I wanted to learn how the talk went so I asked him a few questions. Chris immediately suggested that his talk was successful for three reasons. It just so happens that he listed the same three Easter eggs of success that inspiring leaders take time to develop.

1. DEVELOP TRUST

Inspiring leaders are authentic. They address their employees from a point of reality, even when casting a vision for the company’s future. This creates a level of hope within each employee, as they comprehend how things could work and understand their role in making it happen. To support this new hope, inspiring leaders invite participation from every employee.

The results are products and services that each employee thinks and feels is in place because of their part in the process, yet no one is able to separate out their portion from the whole. The item also becomes a symbol of trust that each employee placed in the inspiring leader to see the vision come to fruition.

2. DEVELOP PERFORMANCE

Building trust is simplified when the inspiring leader sells the benefit of the process to each employee. The newly agreed upon benefit also drives the employees to higher levels of performance. This is especially true when the atmosphere is one of curiosity and play, rather than pressure and deadlines.

The strong inspiring leader is able to navigate a course of action based on quick but calculated decisions, the established process being an adventure for the team to explore together, and a playful time of creative exercise. All of which raises the bar of outstanding performance among peers.

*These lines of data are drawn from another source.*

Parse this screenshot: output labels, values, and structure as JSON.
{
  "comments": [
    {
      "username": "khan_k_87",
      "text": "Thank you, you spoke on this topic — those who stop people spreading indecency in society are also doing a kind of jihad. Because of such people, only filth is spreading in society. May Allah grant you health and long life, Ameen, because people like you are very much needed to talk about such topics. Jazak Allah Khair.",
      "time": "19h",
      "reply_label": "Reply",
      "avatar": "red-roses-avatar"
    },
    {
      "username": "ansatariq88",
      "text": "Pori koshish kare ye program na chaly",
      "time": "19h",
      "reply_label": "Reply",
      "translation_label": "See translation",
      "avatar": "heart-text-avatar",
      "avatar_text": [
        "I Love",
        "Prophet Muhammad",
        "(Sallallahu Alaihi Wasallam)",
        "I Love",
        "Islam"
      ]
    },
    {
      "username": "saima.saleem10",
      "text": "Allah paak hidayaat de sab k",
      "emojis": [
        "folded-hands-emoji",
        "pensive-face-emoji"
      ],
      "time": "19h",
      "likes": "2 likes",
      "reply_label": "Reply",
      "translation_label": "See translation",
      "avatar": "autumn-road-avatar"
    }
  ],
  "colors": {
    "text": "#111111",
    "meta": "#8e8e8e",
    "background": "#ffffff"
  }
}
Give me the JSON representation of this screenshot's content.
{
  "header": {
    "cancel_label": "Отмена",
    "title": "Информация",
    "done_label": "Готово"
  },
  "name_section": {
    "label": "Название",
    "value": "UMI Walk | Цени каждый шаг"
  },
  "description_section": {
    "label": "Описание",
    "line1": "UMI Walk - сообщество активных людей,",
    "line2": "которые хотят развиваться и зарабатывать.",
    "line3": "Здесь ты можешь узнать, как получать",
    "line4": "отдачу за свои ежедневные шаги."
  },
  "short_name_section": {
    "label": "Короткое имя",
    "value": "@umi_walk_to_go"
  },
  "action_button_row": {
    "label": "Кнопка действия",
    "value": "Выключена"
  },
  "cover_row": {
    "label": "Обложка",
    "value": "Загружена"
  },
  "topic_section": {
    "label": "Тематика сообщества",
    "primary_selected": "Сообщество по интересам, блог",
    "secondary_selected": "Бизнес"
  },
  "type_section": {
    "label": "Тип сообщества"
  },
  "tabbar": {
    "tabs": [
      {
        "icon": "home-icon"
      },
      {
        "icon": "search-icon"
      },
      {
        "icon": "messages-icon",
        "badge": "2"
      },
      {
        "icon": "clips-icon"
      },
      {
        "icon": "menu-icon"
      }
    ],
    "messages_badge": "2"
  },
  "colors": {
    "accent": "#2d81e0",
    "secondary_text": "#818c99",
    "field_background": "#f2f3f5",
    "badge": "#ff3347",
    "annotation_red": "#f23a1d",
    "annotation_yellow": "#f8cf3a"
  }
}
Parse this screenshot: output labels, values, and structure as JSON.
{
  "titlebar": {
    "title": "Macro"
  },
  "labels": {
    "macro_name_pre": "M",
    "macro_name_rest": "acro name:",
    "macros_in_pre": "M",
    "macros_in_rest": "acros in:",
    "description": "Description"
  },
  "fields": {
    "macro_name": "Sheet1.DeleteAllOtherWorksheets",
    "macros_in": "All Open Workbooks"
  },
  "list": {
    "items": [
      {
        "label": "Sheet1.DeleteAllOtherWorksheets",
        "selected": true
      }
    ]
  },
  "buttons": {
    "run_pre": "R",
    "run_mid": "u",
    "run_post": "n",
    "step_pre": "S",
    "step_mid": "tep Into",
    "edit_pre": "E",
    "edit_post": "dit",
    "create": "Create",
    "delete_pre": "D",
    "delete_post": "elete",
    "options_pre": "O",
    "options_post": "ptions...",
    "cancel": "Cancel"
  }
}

3. DEVELOP EMPLOYEES

Developing employees over time is the most practical of activities that inspiring leaders engage in. The reinforcing of the employee’s optimism is critical to the company’s long-term success. Related by perspective is the opportunity to turn all failures into educational experiences, especially when coupled with a focus on igniting the enthusiastic potential within each worker.

This emphasis on individuals encourages confidence of character and voice. Self-assurance becomes the very driver that turns standard employees into the gifted. Without the employees, the company has no future potential and will eventually be overtaken by the next big thing.

Inspiring leaders build trust by focusing on their resources. They also work to refine their abilities and seek to promote the best in others. When evaluating the gifts, skills and talents of their team, they work hard to draw out a higher level of performance than what the worker thought was innately possible.

Copyright © 2015 by CJ Powers